Gayatri Chakravorty Spivak (born February 24, 1942) is an Indian literary critic and theorist . She is best known for the article "Can the Subaltern Speak?", considered a founding text of postcolonialism , and for her translation of Jacques Derrida's Of Grammatology . Spivak teaches at Columbia University , where she was tenured as University Professor —Columbia's highest rank—in March 2007. A prolific scholar, she travels widely and gives lectures around the world. She is also a visiting faculty member at the Centre for Studies in Social Sciences, Calcutta .
Gayatri Chakravorty Spivak
* “ Can the Subaltern Speak”
“ My position is generally a reactive one. I am viewed by Marxists as too codic, by feminists as too male identified, by indigenous theorists as too committed to Western Theory. I am uneasily pleased about this.
Example of Orientalism
Homi K. Bhabha (born 1949 ) is an Indian postcolonial theorist.
Feels the post colonial world should valorize spaces of mixing; spaces where truth and authenticity move aside for ambiguity.
This space of hybridity, he argues, offers the most profound challenge to colonialism.
He ignores Spivak’s stated usefulness of essentialism have been put forward.
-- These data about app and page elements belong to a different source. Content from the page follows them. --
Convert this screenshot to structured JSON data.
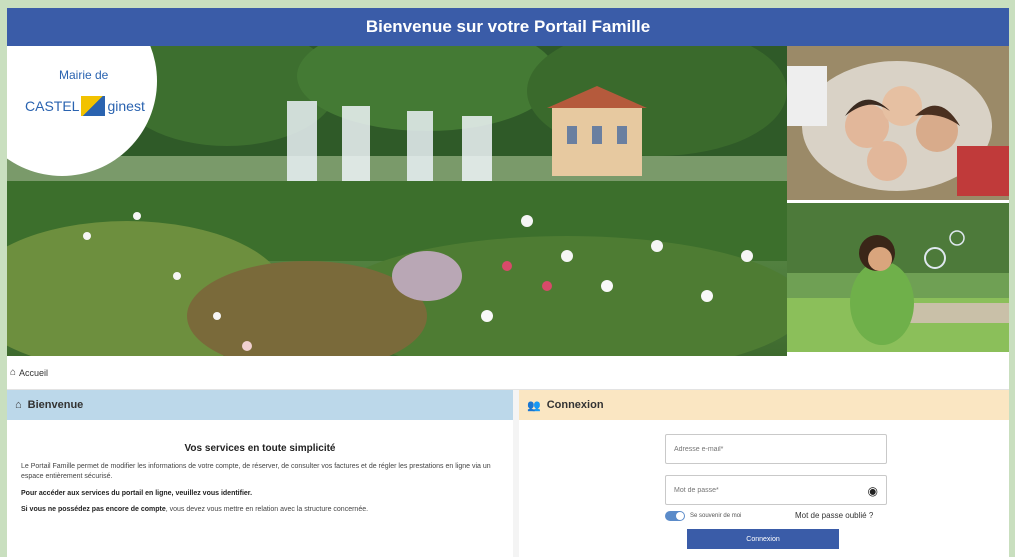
{
  "header": {
    "title": "Bienvenue sur votre Portail Famille"
  },
  "logo": {
    "line1": "Mairie de",
    "line2a": "CASTEL",
    "line2b": "ginest"
  },
  "breadcrumb": {
    "home_icon": "home-icon",
    "label": "Accueil"
  },
  "welcome": {
    "heading": "Bienvenue",
    "icon": "home-icon",
    "title": "Vos services en toute simplicité",
    "intro": "Le Portail Famille permet de modifier les informations de votre compte, de réserver, de consulter vos factures et de régler les prestations en ligne via un espace entièrement sécurisé.",
    "identify": "Pour accéder aux services du portail en ligne, veuillez vous identifier.",
    "no_account_bold": "Si vous ne possédez pas encore de compte",
    "no_account_rest": ", vous devez vous mettre en relation avec la structure concernée."
  },
  "login": {
    "heading": "Connexion",
    "icon": "users-icon",
    "email_placeholder": "Adresse e-mail*",
    "password_placeholder": "Mot de passe*",
    "remember_label": "Se souvenir de moi",
    "forgot_label": "Mot de passe oublié ?",
    "submit_label": "Connexion"
  },
  "colors": {
    "header_blue": "#3a5ca8",
    "welcome_head": "#bcd8ea",
    "login_head": "#fae6c2",
    "page_bg": "#c9dfbf"
  }
}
Reference is made to essentialisms’ potential usefulness.
Frantz Fanon (July 20, 1925 – December 6, 1961) was a psychiatrist , philosopher , revolutionary , and author from Martinique . He was influential in the field of post-colonial studies and was perhaps the pre-eminent thinker of the 20th century on the issue of decolonization and the psychopathology of colonization . His works have inspired anti-colonial liberation movements for more than four decades.
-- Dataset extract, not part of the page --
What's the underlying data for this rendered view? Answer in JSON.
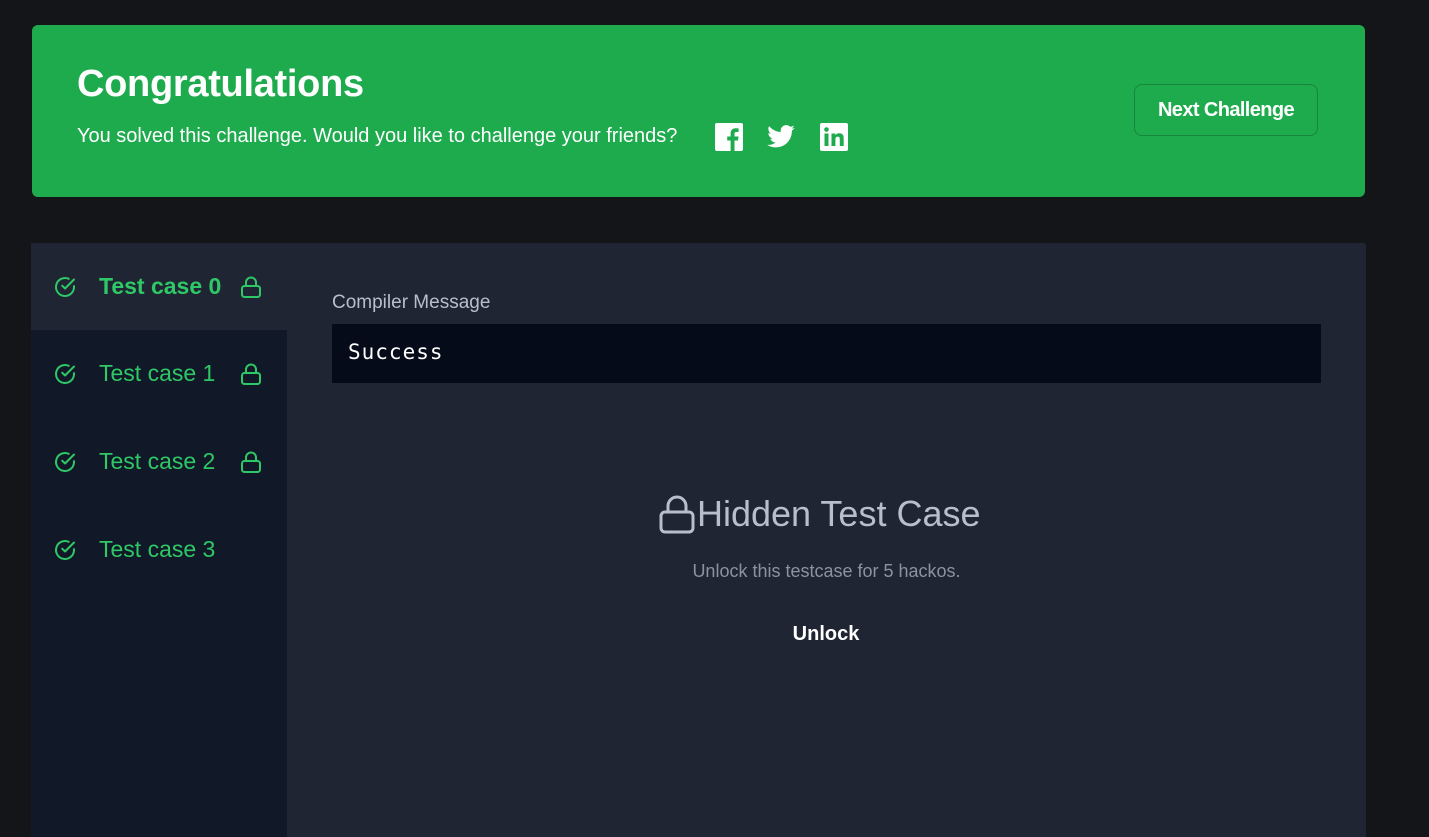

Frantz Fanon's relatively short life yielded two potent and influential statements of anti-colonial revolutionary thought, Black Skin, White Masks (1952) and The Wretched of the Earth (1961), works which have made Fanon a prominent contributor to postcolonial studies.
■ What happens after colonization?
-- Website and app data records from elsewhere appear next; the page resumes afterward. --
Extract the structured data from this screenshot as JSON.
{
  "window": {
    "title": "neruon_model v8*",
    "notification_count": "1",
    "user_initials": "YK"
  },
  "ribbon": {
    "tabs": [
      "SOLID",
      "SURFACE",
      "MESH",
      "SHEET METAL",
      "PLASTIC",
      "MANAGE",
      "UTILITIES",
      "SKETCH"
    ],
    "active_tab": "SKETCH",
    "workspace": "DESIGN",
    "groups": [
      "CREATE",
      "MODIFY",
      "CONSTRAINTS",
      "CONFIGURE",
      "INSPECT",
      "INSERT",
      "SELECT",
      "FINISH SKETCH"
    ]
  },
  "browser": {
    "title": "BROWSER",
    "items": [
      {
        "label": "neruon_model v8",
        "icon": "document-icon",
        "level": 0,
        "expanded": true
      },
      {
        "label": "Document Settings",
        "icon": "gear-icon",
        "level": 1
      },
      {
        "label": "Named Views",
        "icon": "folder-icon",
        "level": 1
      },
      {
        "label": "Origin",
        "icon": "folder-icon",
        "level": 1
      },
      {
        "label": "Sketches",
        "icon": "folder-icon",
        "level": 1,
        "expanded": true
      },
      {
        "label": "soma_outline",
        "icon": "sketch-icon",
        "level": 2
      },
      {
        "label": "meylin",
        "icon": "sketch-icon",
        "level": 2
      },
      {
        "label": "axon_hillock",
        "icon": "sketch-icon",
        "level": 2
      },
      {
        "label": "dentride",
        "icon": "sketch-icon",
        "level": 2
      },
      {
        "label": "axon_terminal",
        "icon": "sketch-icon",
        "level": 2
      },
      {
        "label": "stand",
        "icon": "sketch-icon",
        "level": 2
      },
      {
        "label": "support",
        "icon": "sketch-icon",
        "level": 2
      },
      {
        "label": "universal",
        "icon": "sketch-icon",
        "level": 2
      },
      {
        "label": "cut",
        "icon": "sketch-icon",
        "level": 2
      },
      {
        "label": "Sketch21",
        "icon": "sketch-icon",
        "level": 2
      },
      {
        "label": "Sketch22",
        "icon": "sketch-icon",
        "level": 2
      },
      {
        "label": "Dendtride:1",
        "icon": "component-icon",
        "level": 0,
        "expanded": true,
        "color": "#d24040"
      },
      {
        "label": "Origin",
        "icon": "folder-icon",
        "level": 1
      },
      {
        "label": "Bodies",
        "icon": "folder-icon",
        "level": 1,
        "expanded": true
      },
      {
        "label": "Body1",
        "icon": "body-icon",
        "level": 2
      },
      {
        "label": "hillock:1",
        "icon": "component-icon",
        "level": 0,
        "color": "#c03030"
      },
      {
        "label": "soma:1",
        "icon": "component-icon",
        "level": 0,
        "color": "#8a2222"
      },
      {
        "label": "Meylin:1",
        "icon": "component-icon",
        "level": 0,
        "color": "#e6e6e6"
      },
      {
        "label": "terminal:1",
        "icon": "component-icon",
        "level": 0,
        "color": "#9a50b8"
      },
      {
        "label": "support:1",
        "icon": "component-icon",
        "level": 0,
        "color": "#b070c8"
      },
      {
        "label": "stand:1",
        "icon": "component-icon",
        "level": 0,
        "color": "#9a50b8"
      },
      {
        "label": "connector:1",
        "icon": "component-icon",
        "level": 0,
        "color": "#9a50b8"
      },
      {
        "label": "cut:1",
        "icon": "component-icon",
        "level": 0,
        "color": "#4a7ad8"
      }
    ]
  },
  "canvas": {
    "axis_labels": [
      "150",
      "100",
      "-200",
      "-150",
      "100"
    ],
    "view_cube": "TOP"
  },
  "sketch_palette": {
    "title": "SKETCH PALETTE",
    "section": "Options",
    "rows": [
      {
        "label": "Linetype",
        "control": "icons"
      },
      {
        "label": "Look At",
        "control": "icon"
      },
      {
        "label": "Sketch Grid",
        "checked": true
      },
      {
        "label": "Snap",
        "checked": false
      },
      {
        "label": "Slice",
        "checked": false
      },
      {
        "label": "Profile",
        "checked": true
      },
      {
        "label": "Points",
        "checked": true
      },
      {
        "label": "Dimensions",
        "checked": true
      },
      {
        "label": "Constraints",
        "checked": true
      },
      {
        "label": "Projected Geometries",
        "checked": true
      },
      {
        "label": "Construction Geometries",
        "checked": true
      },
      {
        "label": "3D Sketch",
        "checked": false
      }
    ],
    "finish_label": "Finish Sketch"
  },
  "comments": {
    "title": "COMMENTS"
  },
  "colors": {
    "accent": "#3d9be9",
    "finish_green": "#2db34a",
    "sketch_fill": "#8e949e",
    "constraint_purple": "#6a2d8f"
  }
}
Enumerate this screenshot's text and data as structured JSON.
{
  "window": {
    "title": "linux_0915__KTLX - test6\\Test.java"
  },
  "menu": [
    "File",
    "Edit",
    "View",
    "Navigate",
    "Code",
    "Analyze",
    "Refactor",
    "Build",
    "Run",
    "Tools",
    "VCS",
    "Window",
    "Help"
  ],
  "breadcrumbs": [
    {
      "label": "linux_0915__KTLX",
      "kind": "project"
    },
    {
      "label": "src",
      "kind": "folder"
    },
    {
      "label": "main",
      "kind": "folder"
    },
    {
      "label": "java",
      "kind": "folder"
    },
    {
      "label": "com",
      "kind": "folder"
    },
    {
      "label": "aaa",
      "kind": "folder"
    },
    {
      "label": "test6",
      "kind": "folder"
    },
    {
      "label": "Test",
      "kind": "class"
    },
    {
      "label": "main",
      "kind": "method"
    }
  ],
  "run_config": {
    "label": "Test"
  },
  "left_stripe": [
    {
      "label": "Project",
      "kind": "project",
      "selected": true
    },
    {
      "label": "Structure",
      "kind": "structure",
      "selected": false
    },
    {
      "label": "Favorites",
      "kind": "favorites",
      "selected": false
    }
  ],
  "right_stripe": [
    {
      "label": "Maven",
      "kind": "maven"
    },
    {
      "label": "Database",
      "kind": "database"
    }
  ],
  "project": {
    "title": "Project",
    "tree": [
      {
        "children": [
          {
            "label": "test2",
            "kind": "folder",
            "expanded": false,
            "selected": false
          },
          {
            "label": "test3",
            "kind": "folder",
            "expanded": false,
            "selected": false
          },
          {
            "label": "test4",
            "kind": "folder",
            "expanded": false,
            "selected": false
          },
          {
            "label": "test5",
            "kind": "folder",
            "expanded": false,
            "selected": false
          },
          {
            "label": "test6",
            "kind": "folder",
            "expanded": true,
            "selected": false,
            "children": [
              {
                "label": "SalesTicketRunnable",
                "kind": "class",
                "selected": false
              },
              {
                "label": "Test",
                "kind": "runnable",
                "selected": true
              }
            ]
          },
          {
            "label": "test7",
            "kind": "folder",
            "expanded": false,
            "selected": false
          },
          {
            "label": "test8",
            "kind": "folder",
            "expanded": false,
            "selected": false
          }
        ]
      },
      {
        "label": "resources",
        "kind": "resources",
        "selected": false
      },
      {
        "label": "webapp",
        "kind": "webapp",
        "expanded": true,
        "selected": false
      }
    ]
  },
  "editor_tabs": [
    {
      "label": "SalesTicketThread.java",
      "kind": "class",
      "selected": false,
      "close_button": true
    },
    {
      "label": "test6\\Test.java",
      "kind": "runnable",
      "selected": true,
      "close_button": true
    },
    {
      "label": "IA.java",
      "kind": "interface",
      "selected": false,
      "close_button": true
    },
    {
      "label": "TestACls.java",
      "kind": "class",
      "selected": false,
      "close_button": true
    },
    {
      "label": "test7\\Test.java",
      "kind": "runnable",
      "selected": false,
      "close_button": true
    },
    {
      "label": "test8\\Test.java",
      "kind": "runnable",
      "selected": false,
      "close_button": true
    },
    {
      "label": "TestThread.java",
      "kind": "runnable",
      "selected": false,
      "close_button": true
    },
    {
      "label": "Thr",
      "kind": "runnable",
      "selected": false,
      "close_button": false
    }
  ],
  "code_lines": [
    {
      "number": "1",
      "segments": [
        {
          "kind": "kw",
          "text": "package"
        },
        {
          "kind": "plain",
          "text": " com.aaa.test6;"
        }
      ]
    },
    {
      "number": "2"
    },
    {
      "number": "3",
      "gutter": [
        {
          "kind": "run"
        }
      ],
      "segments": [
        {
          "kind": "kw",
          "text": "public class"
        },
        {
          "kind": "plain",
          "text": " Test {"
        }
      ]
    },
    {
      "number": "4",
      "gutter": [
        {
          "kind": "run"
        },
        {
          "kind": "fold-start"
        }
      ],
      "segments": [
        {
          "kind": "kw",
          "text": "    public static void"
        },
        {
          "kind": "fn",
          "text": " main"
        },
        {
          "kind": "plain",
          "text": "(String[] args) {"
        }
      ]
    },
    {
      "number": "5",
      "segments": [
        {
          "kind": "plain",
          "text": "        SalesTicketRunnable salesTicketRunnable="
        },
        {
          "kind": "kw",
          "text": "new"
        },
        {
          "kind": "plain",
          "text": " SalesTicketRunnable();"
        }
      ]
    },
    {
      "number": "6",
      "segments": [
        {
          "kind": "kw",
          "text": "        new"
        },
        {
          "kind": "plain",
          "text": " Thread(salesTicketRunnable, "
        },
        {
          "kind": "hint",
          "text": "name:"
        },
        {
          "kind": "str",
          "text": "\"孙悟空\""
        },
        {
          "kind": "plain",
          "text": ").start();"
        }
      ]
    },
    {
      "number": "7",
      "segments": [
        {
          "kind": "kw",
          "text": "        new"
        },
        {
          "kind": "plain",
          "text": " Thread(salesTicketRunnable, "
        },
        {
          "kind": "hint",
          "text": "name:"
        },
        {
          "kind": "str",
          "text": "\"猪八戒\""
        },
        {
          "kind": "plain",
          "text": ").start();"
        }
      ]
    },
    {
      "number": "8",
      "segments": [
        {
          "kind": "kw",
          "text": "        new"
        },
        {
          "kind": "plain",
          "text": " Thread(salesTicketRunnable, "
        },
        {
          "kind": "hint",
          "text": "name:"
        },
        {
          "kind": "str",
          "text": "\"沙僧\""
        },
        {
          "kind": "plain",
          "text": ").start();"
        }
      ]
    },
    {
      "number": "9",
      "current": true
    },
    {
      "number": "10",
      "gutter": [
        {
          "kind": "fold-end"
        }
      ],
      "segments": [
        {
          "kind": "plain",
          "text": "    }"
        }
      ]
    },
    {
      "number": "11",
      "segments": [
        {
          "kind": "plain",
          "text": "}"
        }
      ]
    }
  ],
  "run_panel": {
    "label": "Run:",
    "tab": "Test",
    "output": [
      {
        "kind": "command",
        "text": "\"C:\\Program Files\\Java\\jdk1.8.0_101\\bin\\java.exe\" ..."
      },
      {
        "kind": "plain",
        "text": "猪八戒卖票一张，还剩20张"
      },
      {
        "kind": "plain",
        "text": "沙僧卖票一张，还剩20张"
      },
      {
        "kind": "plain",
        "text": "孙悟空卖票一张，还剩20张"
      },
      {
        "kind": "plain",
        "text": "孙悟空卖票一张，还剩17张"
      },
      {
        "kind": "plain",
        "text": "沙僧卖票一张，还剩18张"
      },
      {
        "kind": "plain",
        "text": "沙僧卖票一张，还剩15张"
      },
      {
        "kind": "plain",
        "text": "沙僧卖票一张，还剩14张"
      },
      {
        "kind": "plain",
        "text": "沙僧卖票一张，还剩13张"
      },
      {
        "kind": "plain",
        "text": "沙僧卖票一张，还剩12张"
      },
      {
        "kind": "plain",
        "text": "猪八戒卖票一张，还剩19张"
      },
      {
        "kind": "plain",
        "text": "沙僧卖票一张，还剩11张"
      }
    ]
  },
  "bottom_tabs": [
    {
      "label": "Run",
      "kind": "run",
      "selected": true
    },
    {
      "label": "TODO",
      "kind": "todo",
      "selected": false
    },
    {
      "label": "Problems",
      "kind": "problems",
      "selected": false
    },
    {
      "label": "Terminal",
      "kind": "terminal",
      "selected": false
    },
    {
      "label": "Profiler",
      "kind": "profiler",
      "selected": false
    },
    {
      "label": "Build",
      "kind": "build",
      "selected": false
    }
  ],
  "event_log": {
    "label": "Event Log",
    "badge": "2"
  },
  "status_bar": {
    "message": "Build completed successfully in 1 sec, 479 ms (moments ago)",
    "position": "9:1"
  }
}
* What language do you speak?
* what culture do you follow?
■ Hybridization and Double Consciousness
■ Two terms to describe the results of colonization on those colonized
■ Awareness of culture before colonized and during colonization and what emerged as a result.
What is home to you?
- a state of limbo, without a certain or definite identity.
¤ Being caught between cultures.
¤ Being literally moved as a result of colonialism
( On Exile- Edward Said)
Postcolonialism: The Critical Lens
► Examining colonizers/colonized relationship in literature
■ Is the work pro/anti colonialist? Why?
■ Does the text reinforce or resist colonialist ideology?
► Explore the dynamics of colonization through literary works
■ How did it come about?
How did it end?
How does the text explain this?
Type of Questions:
How does the literary text, explicitly or allegorically, represent various aspects of colonial oppression?
What does the text reveal about the problematics of post-colonial identity, including the relationship between personal and cultural identity and such issues as double consciousness and hybridity?
What person(s) or groups does the work identify as "other" or stranger? How are such persons/groups described and treated?
What does the text reveal about the politics and/or psychology of anti-colonialist resistance?
What does the text reveal about the operations of cultural difference - the ways in which race, religion, class, gender, sexual orientation, cultural beliefs, and customs combine to form individual identity - in shaping our perceptions of ourselves, others, and the world in which we live?
How does the text respond to or comment upon the characters, themes, or assumptions of a canonized (colonialist) work?
Are there meaningful similarities among the literatures of different post-colonial populations?
How does a literary text in the Western canon reinforce or undermine colonialist ideology through its representation of colonialization and/or its inappropriate silence about colonized peoples? (Tyson 378-379)